I’m entering essay contests, sometimes with exciting results. I’m attending another study abroad this spring, this time armed with new, cultivated passions for England, literature, and writing.
I’ve also decided what I’ll be doing with my English degree.
I’d made my unofficial decision several weeks before, but it started feeling real when I met with my creative writing mentor, Joey, just before Thanksgiving. He was conducting my exit interview for the creative writing minor capstone, and I knew my writing future would come up.
“What are you planning on doing after graduation, and how will your creative writing experience help you?” he read from a form, casual-serious, because that’s who he is and I love it. None of this, “Don’t even think about grad school,” drivel I’d heard almost two years earlier.
“I’ll be applying to the MFA program in creative nonfiction. I’ll also check out other schools, but I would like to stay at BYU if I can.”

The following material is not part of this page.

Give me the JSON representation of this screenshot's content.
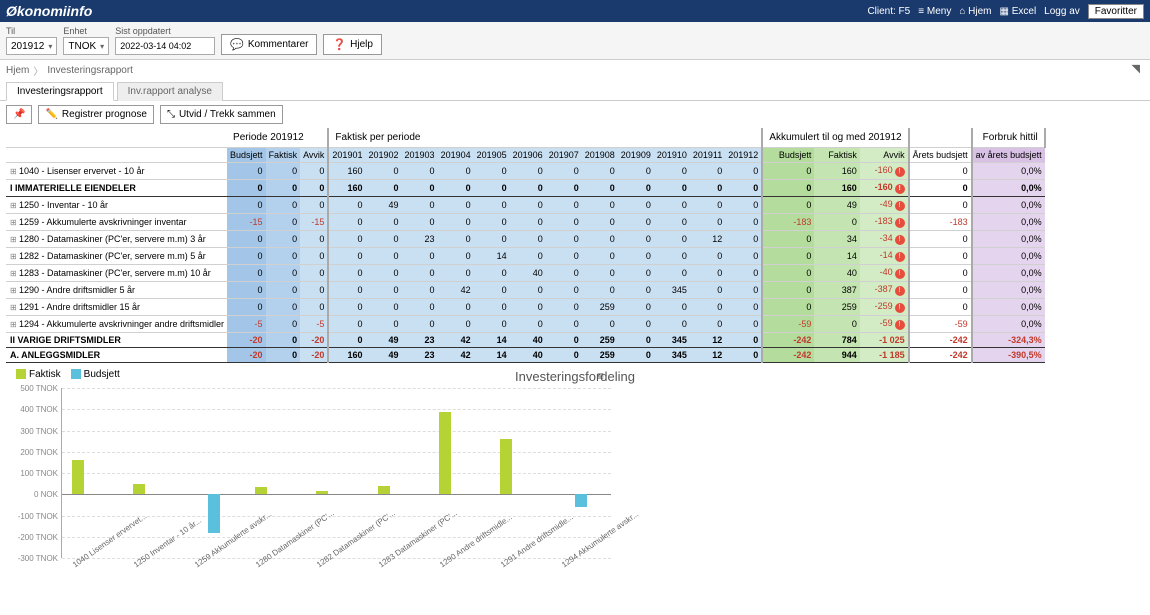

Yep. Staying at BYU. For AT LEAST another two years. Madness. But also, not really. By some miracle – and I do not use that term lightly – BYU no longer feels like an oppressive cage too occupied with hemlines and beards. I mean, it totally still is those things, but somehow fate has carved me a happy, safe, empowering place within its walls, and I guess I’m going to go with it. It doesn’t even feel like a difficult choice at this point.
Joey and I talked about my future. I even uttered the dreaded P-word (not the Donald Trump one, but the one that humanities advisers hate, that thing that sometimes comes after an MFA: PhD), and he was completely encouraging. I told him I wasn’t sure if I wanted to get a doctorate degree, but that I thought a masters would be a good in-between step to help me gauge my interest in academia and improve my writing. He agreed, and gave me resources to research other schools, told me about writers conferences I should consider, and offered me a spot in his graduate nonfiction workshop next semester, which I regretfully had to decline due to scheduling conflicts (even though the prospect was a dream come true – just another reminder that this really is what I should be doing).

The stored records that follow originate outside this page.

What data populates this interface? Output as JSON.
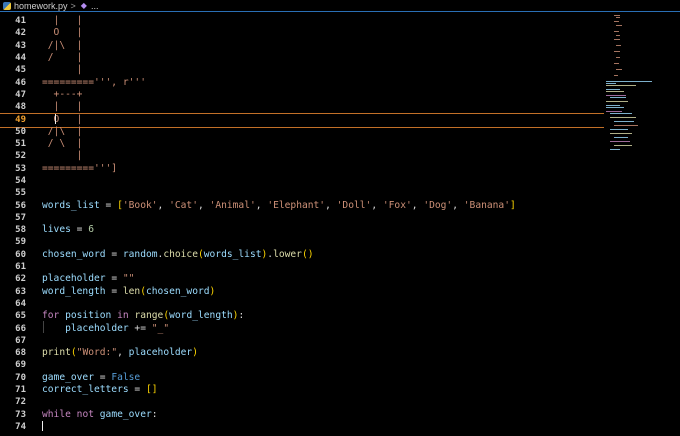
{
  "breadcrumb": {
    "file": "homework.py",
    "separator": ">",
    "ellipsis": "..."
  },
  "active_line": 49,
  "lines": [
    {
      "n": 41,
      "tokens": [
        {
          "t": "  |   |",
          "c": "str"
        }
      ]
    },
    {
      "n": 42,
      "tokens": [
        {
          "t": "  O   |",
          "c": "str"
        }
      ]
    },
    {
      "n": 43,
      "tokens": [
        {
          "t": " /|\\  |",
          "c": "str"
        }
      ]
    },
    {
      "n": 44,
      "tokens": [
        {
          "t": " /    |",
          "c": "str"
        }
      ]
    },
    {
      "n": 45,
      "tokens": [
        {
          "t": "      |",
          "c": "str"
        }
      ]
    },
    {
      "n": 46,
      "tokens": [
        {
          "t": "=========''', r'''",
          "c": "str"
        }
      ]
    },
    {
      "n": 47,
      "tokens": [
        {
          "t": "  +---+",
          "c": "str"
        }
      ]
    },
    {
      "n": 48,
      "tokens": [
        {
          "t": "  |   |",
          "c": "str"
        }
      ]
    },
    {
      "n": 49,
      "tokens": [
        {
          "t": "  O   |",
          "c": "str"
        }
      ]
    },
    {
      "n": 50,
      "tokens": [
        {
          "t": " /|\\  |",
          "c": "str"
        }
      ]
    },
    {
      "n": 51,
      "tokens": [
        {
          "t": " / \\  |",
          "c": "str"
        }
      ]
    },
    {
      "n": 52,
      "tokens": [
        {
          "t": "      |",
          "c": "str"
        }
      ]
    },
    {
      "n": 53,
      "tokens": [
        {
          "t": "=========''']",
          "c": "str"
        }
      ]
    },
    {
      "n": 54,
      "tokens": [
        {
          "t": "",
          "c": "plain"
        }
      ]
    },
    {
      "n": 55,
      "tokens": [
        {
          "t": "",
          "c": "plain"
        }
      ]
    },
    {
      "n": 56,
      "tokens": [
        {
          "t": "words_list",
          "c": "var"
        },
        {
          "t": " = ",
          "c": "plain"
        },
        {
          "t": "[",
          "c": "br1"
        },
        {
          "t": "'Book'",
          "c": "str"
        },
        {
          "t": ", ",
          "c": "plain"
        },
        {
          "t": "'Cat'",
          "c": "str"
        },
        {
          "t": ", ",
          "c": "plain"
        },
        {
          "t": "'Animal'",
          "c": "str"
        },
        {
          "t": ", ",
          "c": "plain"
        },
        {
          "t": "'Elephant'",
          "c": "str"
        },
        {
          "t": ", ",
          "c": "plain"
        },
        {
          "t": "'Doll'",
          "c": "str"
        },
        {
          "t": ", ",
          "c": "plain"
        },
        {
          "t": "'Fox'",
          "c": "str"
        },
        {
          "t": ", ",
          "c": "plain"
        },
        {
          "t": "'Dog'",
          "c": "str"
        },
        {
          "t": ", ",
          "c": "plain"
        },
        {
          "t": "'Banana'",
          "c": "str"
        },
        {
          "t": "]",
          "c": "br1"
        }
      ]
    },
    {
      "n": 57,
      "tokens": [
        {
          "t": "",
          "c": "plain"
        }
      ]
    },
    {
      "n": 58,
      "tokens": [
        {
          "t": "lives",
          "c": "var"
        },
        {
          "t": " = ",
          "c": "plain"
        },
        {
          "t": "6",
          "c": "num"
        }
      ]
    },
    {
      "n": 59,
      "tokens": [
        {
          "t": "",
          "c": "plain"
        }
      ]
    },
    {
      "n": 60,
      "tokens": [
        {
          "t": "chosen_word",
          "c": "var"
        },
        {
          "t": " = ",
          "c": "plain"
        },
        {
          "t": "random",
          "c": "var"
        },
        {
          "t": ".",
          "c": "plain"
        },
        {
          "t": "choice",
          "c": "fn"
        },
        {
          "t": "(",
          "c": "br1"
        },
        {
          "t": "words_list",
          "c": "var"
        },
        {
          "t": ")",
          "c": "br1"
        },
        {
          "t": ".",
          "c": "plain"
        },
        {
          "t": "lower",
          "c": "fn"
        },
        {
          "t": "()",
          "c": "br1"
        }
      ]
    },
    {
      "n": 61,
      "tokens": [
        {
          "t": "",
          "c": "plain"
        }
      ]
    },
    {
      "n": 62,
      "tokens": [
        {
          "t": "placeholder",
          "c": "var"
        },
        {
          "t": " = ",
          "c": "plain"
        },
        {
          "t": "\"\"",
          "c": "str"
        }
      ]
    },
    {
      "n": 63,
      "tokens": [
        {
          "t": "word_length",
          "c": "var"
        },
        {
          "t": " = ",
          "c": "plain"
        },
        {
          "t": "len",
          "c": "fn"
        },
        {
          "t": "(",
          "c": "br1"
        },
        {
          "t": "chosen_word",
          "c": "var"
        },
        {
          "t": ")",
          "c": "br1"
        }
      ]
    },
    {
      "n": 64,
      "tokens": [
        {
          "t": "",
          "c": "plain"
        }
      ]
    },
    {
      "n": 65,
      "tokens": [
        {
          "t": "for",
          "c": "kw"
        },
        {
          "t": " ",
          "c": "plain"
        },
        {
          "t": "position",
          "c": "var"
        },
        {
          "t": " ",
          "c": "plain"
        },
        {
          "t": "in",
          "c": "kw"
        },
        {
          "t": " ",
          "c": "plain"
        },
        {
          "t": "range",
          "c": "fn"
        },
        {
          "t": "(",
          "c": "br1"
        },
        {
          "t": "word_length",
          "c": "var"
        },
        {
          "t": ")",
          "c": "br1"
        },
        {
          "t": ":",
          "c": "plain"
        }
      ]
    },
    {
      "n": 66,
      "tokens": [
        {
          "t": "    ",
          "c": "plain"
        },
        {
          "t": "placeholder",
          "c": "var"
        },
        {
          "t": " += ",
          "c": "plain"
        },
        {
          "t": "\"_\"",
          "c": "str"
        }
      ]
    },
    {
      "n": 67,
      "tokens": [
        {
          "t": "",
          "c": "plain"
        }
      ]
    },
    {
      "n": 68,
      "tokens": [
        {
          "t": "print",
          "c": "fn"
        },
        {
          "t": "(",
          "c": "br1"
        },
        {
          "t": "\"Word:\"",
          "c": "str"
        },
        {
          "t": ", ",
          "c": "plain"
        },
        {
          "t": "placeholder",
          "c": "var"
        },
        {
          "t": ")",
          "c": "br1"
        }
      ]
    },
    {
      "n": 69,
      "tokens": [
        {
          "t": "",
          "c": "plain"
        }
      ]
    },
    {
      "n": 70,
      "tokens": [
        {
          "t": "game_over",
          "c": "var"
        },
        {
          "t": " = ",
          "c": "plain"
        },
        {
          "t": "False",
          "c": "bl"
        }
      ]
    },
    {
      "n": 71,
      "tokens": [
        {
          "t": "correct_letters",
          "c": "var"
        },
        {
          "t": " = ",
          "c": "plain"
        },
        {
          "t": "[]",
          "c": "br1"
        }
      ]
    },
    {
      "n": 72,
      "tokens": [
        {
          "t": "",
          "c": "plain"
        }
      ]
    },
    {
      "n": 73,
      "tokens": [
        {
          "t": "while",
          "c": "kw"
        },
        {
          "t": " ",
          "c": "plain"
        },
        {
          "t": "not",
          "c": "kw"
        },
        {
          "t": " ",
          "c": "plain"
        },
        {
          "t": "game_over",
          "c": "var"
        },
        {
          "t": ":",
          "c": "plain"
        }
      ]
    },
    {
      "n": 74,
      "tokens": [
        {
          "t": "",
          "c": "plain"
        }
      ]
    }
  ],
  "colors": {
    "accent": "#2a6fb5",
    "active_line_border": "#c27028",
    "string": "#ce9178",
    "keyword": "#c586c0"
  }
}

I guess sometimes, you need to be told that crazy-unreasonable options reviled by the establishment are still options. It’s particularly surprising when instead of arriving clearly through words or concrete experiences, that telling creeps in from a glowing muddle of slowly progressing self-realization . . . but I’ll take it.

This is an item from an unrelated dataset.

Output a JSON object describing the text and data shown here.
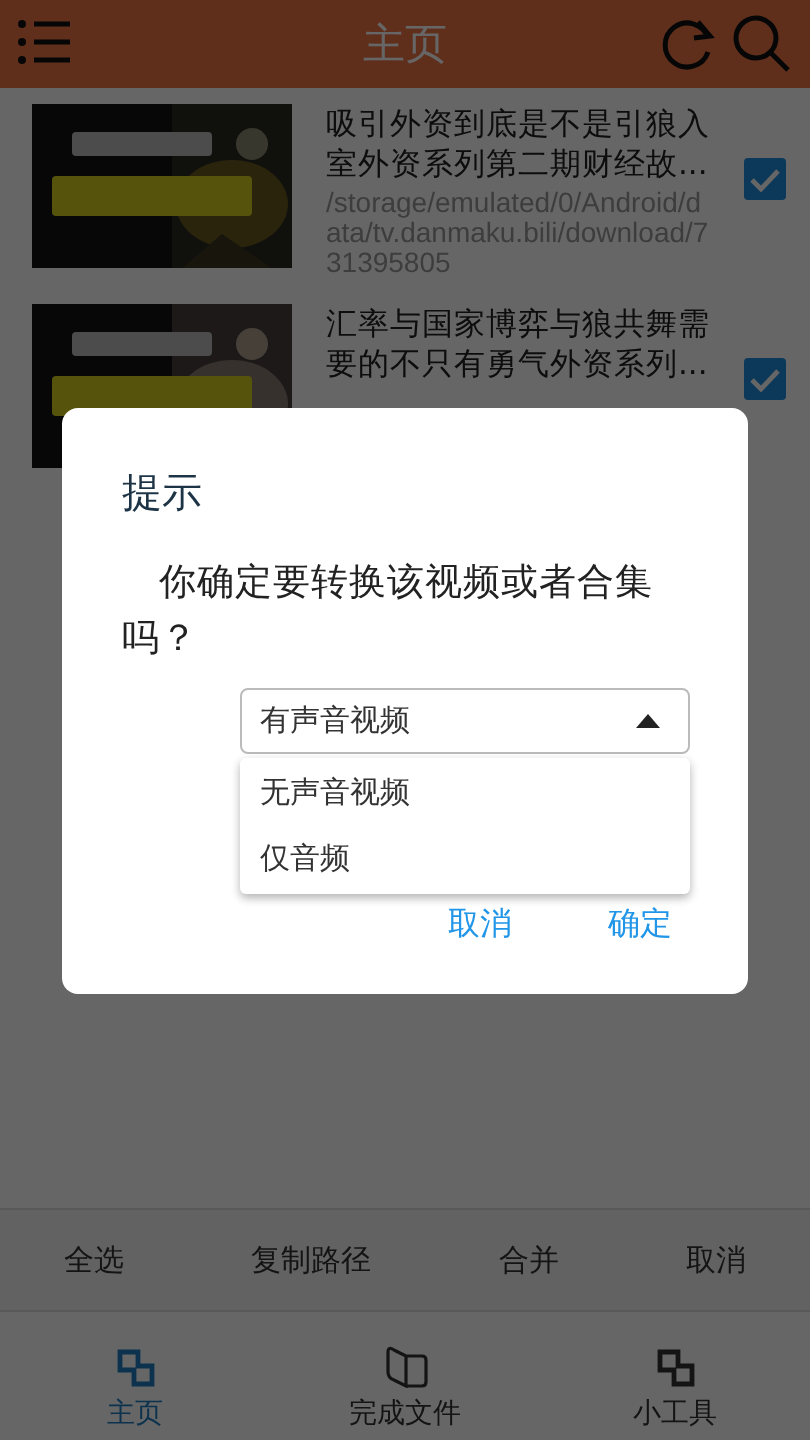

I can’t be certain ANY of this will work out like I hope, and if past experience tells me anything it’s to expect the unexpected, but finally having goals feels amazing. This newfound ability to ignore things that used to be major hurdles – Mormon gender expectations, introversion, crippling dispassion – is empowering, and I choose to see God in it. Amidst all this inspirational life-affirming madness, I’ve learned that during this phase of my spiritual development, faith is all about acknowledging God’s hand where others might see fate, chance, karma, good luck, neurosis, whatever.
Maybe it’s crazy to say that I see God in my sudden aversion to peeling potatoes, or my compulsive urge to gather feminists into small spaces for my own pleasure, but that’s exactly what I’m saying. I assume God wants me to figure out what I’m meant to be, and I have a feeling that grad school, perhaps to that humanities adviser’s horror, will help me get there.
So watch out, world. Some unspecified time in 2018, I’ll be applying to do the very thing I was warned against: going into even more debt to go to even more school. (I was never very good at listening to oppressive authority figures, anyway).